The placement of these rosettes is important in producing density in the sweep.

The overall appearance, looking down onto the top of the cavy, should be of an oval shape but as near round as possible.

With coat of even length coming from a central parting along the spine, the hair should fall forwards to cover the head and backwards over the rear to form the sweep.

Along with the shoulders and sides, this should create a continuous ‘curtain’ of hair around the body. However, the coat grows in ‘layers’, this being more evident in U/5s.

The undercoat of the Alpaca stops at 6 to 7’, so when the top coat reaches 3 to 4” longer than this there starts to be an impression of thinness, as increasing amounts of show board are seen beneath the coat of the cavy. This does not constitute lack of density, which should be felt near to the cavy’s body.

When the coat length increases towards 18” it is spread so far out that individual hairs are apparent and an impression of wispiness is given. This is unavoidable even with a very densely coated cavy.

Density should also be apparent from the appearance of the coat, with no breaks or thin areas of coat evident.

Coat length should be appropriate to the age of the cavy, a guideline being circa 1 inch per month of age.

In young cavies the sweep may appear to be slightly longer than the sides, but an even length all round is sought in intermediate and adult stock.

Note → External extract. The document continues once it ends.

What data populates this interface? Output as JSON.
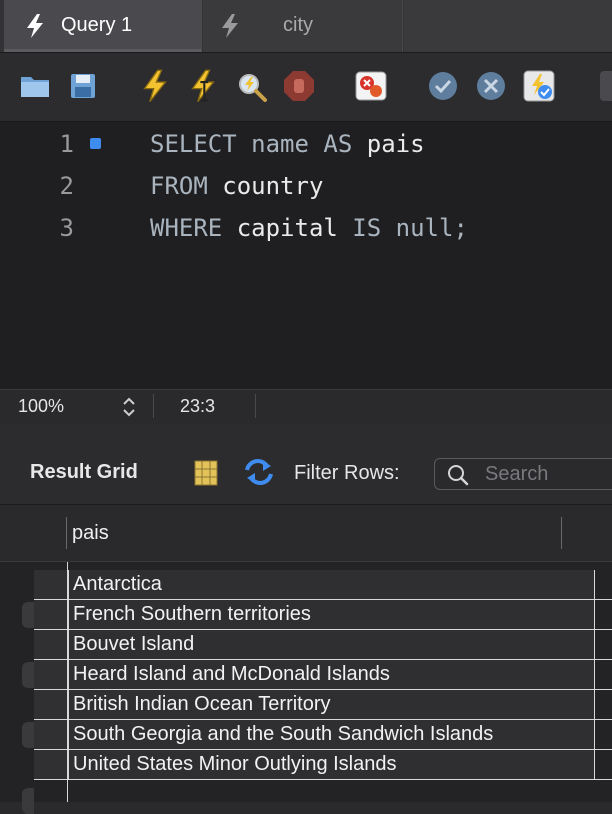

Alpacas may be shown in any colour or mixture of colours.

Specific disqualifications

Specific faults

Wash 2: Designed by Simon Neesam for the British Cavy Council © 2020